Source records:
*** Block opens ***
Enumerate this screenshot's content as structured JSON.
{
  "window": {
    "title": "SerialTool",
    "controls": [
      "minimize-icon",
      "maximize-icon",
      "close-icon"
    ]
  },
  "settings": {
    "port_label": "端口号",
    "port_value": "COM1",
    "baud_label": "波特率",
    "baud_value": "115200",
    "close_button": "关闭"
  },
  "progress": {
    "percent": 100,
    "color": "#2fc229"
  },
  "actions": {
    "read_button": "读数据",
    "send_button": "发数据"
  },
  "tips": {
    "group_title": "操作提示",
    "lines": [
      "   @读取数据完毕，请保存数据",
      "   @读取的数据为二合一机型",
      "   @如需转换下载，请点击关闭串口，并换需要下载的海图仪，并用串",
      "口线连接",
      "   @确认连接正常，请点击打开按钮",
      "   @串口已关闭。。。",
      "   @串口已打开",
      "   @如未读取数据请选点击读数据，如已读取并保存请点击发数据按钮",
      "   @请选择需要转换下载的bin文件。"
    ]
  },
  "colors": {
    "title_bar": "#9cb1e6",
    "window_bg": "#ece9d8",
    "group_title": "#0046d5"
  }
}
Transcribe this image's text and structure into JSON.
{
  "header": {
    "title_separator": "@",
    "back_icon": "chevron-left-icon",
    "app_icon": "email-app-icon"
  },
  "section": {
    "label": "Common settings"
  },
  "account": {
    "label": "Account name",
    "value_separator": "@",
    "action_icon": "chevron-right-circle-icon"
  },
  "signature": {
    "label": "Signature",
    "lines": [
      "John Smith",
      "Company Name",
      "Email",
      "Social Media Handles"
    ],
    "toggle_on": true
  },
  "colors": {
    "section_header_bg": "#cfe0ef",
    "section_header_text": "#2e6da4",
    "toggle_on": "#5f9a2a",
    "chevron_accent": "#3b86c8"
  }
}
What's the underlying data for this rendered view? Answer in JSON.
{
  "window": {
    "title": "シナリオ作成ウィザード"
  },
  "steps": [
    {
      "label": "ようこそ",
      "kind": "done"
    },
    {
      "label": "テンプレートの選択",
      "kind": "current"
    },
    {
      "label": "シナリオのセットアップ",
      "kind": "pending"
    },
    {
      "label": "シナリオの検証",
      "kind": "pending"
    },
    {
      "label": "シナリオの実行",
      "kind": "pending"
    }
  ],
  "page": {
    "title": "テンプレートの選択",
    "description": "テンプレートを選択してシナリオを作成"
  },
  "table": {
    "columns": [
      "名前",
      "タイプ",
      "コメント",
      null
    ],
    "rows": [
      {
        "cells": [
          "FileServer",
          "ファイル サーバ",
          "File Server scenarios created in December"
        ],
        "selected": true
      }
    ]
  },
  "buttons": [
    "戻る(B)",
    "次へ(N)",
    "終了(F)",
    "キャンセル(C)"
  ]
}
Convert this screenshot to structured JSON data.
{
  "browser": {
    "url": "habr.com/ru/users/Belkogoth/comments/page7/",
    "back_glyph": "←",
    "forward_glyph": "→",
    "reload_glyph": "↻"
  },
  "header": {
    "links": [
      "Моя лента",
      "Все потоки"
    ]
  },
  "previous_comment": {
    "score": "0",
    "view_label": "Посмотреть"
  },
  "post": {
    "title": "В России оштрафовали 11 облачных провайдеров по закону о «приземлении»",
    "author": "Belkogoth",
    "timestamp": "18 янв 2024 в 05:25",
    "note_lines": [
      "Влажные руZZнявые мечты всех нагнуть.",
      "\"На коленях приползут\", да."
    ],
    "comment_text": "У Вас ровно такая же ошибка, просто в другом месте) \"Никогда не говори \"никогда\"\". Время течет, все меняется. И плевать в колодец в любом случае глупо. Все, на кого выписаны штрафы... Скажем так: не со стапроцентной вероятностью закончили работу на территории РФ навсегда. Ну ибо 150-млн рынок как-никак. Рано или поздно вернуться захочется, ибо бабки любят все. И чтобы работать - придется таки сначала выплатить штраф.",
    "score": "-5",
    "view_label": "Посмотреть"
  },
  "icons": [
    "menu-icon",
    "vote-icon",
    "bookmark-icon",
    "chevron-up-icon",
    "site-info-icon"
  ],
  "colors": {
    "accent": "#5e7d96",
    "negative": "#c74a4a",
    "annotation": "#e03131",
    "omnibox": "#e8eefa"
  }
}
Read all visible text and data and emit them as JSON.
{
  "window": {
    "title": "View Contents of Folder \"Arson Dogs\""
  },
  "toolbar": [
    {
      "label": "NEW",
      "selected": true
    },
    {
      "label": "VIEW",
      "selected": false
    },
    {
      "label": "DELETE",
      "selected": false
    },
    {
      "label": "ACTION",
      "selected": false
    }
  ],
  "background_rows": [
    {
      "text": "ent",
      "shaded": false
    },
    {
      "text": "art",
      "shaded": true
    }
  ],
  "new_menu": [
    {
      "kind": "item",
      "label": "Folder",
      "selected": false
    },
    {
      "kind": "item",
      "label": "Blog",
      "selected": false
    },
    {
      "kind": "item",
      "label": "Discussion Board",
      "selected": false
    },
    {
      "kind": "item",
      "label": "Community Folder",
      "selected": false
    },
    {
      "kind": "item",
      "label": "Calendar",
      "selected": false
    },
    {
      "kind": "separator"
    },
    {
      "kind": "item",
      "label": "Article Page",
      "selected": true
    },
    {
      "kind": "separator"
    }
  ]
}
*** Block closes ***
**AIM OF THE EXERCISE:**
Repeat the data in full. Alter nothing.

**RESPONSE TO THE EXERCISE:**
Enumerate this screenshot's content as structured JSON.
{
  "window": {
    "title": "SerialTool",
    "controls": [
      "minimize-icon",
      "maximize-icon",
      "close-icon"
    ]
  },
  "settings": {
    "port_label": "端口号",
    "port_value": "COM1",
    "baud_label": "波特率",
    "baud_value": "115200",
    "close_button": "关闭"
  },
  "progress": {
    "percent": 100,
    "color": "#2fc229"
  },
  "actions": {
    "read_button": "读数据",
    "send_button": "发数据"
  },
  "tips": {
    "group_title": "操作提示",
    "lines": [
      "   @读取数据完毕，请保存数据",
      "   @读取的数据为二合一机型",
      "   @如需转换下载，请点击关闭串口，并换需要下载的海图仪，并用串",
      "口线连接",
      "   @确认连接正常，请点击打开按钮",
      "   @串口已关闭。。。",
      "   @串口已打开",
      "   @如未读取数据请选点击读数据，如已读取并保存请点击发数据按钮",
      "   @请选择需要转换下载的bin文件。"
    ]
  },
  "colors": {
    "title_bar": "#9cb1e6",
    "window_bg": "#ece9d8",
    "group_title": "#0046d5"
  }
}
Transcribe this image's text and structure into JSON.
{
  "header": {
    "title_separator": "@",
    "back_icon": "chevron-left-icon",
    "app_icon": "email-app-icon"
  },
  "section": {
    "label": "Common settings"
  },
  "account": {
    "label": "Account name",
    "value_separator": "@",
    "action_icon": "chevron-right-circle-icon"
  },
  "signature": {
    "label": "Signature",
    "lines": [
      "John Smith",
      "Company Name",
      "Email",
      "Social Media Handles"
    ],
    "toggle_on": true
  },
  "colors": {
    "section_header_bg": "#cfe0ef",
    "section_header_text": "#2e6da4",
    "toggle_on": "#5f9a2a",
    "chevron_accent": "#3b86c8"
  }
}
What's the underlying data for this rendered view? Answer in JSON.
{
  "window": {
    "title": "シナリオ作成ウィザード"
  },
  "steps": [
    {
      "label": "ようこそ",
      "kind": "done"
    },
    {
      "label": "テンプレートの選択",
      "kind": "current"
    },
    {
      "label": "シナリオのセットアップ",
      "kind": "pending"
    },
    {
      "label": "シナリオの検証",
      "kind": "pending"
    },
    {
      "label": "シナリオの実行",
      "kind": "pending"
    }
  ],
  "page": {
    "title": "テンプレートの選択",
    "description": "テンプレートを選択してシナリオを作成"
  },
  "table": {
    "columns": [
      "名前",
      "タイプ",
      "コメント",
      null
    ],
    "rows": [
      {
        "cells": [
          "FileServer",
          "ファイル サーバ",
          "File Server scenarios created in December"
        ],
        "selected": true
      }
    ]
  },
  "buttons": [
    "戻る(B)",
    "次へ(N)",
    "終了(F)",
    "キャンセル(C)"
  ]
}
Convert this screenshot to structured JSON data.
{
  "browser": {
    "url": "habr.com/ru/users/Belkogoth/comments/page7/",
    "back_glyph": "←",
    "forward_glyph": "→",
    "reload_glyph": "↻"
  },
  "header": {
    "links": [
      "Моя лента",
      "Все потоки"
    ]
  },
  "previous_comment": {
    "score": "0",
    "view_label": "Посмотреть"
  },
  "post": {
    "title": "В России оштрафовали 11 облачных провайдеров по закону о «приземлении»",
    "author": "Belkogoth",
    "timestamp": "18 янв 2024 в 05:25",
    "note_lines": [
      "Влажные руZZнявые мечты всех нагнуть.",
      "\"На коленях приползут\", да."
    ],
    "comment_text": "У Вас ровно такая же ошибка, просто в другом месте) \"Никогда не говори \"никогда\"\". Время течет, все меняется. И плевать в колодец в любом случае глупо. Все, на кого выписаны штрафы... Скажем так: не со стапроцентной вероятностью закончили работу на территории РФ навсегда. Ну ибо 150-млн рынок как-никак. Рано или поздно вернуться захочется, ибо бабки любят все. И чтобы работать - придется таки сначала выплатить штраф.",
    "score": "-5",
    "view_label": "Посмотреть"
  },
  "icons": [
    "menu-icon",
    "vote-icon",
    "bookmark-icon",
    "chevron-up-icon",
    "site-info-icon"
  ],
  "colors": {
    "accent": "#5e7d96",
    "negative": "#c74a4a",
    "annotation": "#e03131",
    "omnibox": "#e8eefa"
  }
}
Read all visible text and data and emit them as JSON.
{
  "window": {
    "title": "View Contents of Folder \"Arson Dogs\""
  },
  "toolbar": [
    {
      "label": "NEW",
      "selected": true
    },
    {
      "label": "VIEW",
      "selected": false
    },
    {
      "label": "DELETE",
      "selected": false
    },
    {
      "label": "ACTION",
      "selected": false
    }
  ],
  "background_rows": [
    {
      "text": "ent",
      "shaded": false
    },
    {
      "text": "art",
      "shaded": true
    }
  ],
  "new_menu": [
    {
      "kind": "item",
      "label": "Folder",
      "selected": false
    },
    {
      "kind": "item",
      "label": "Blog",
      "selected": false
    },
    {
      "kind": "item",
      "label": "Discussion Board",
      "selected": false
    },
    {
      "kind": "item",
      "label": "Community Folder",
      "selected": false
    },
    {
      "kind": "item",
      "label": "Calendar",
      "selected": false
    },
    {
      "kind": "separator"
    },
    {
      "kind": "item",
      "label": "Article Page",
      "selected": true
    },
    {
      "kind": "separator"
    }
  ]
}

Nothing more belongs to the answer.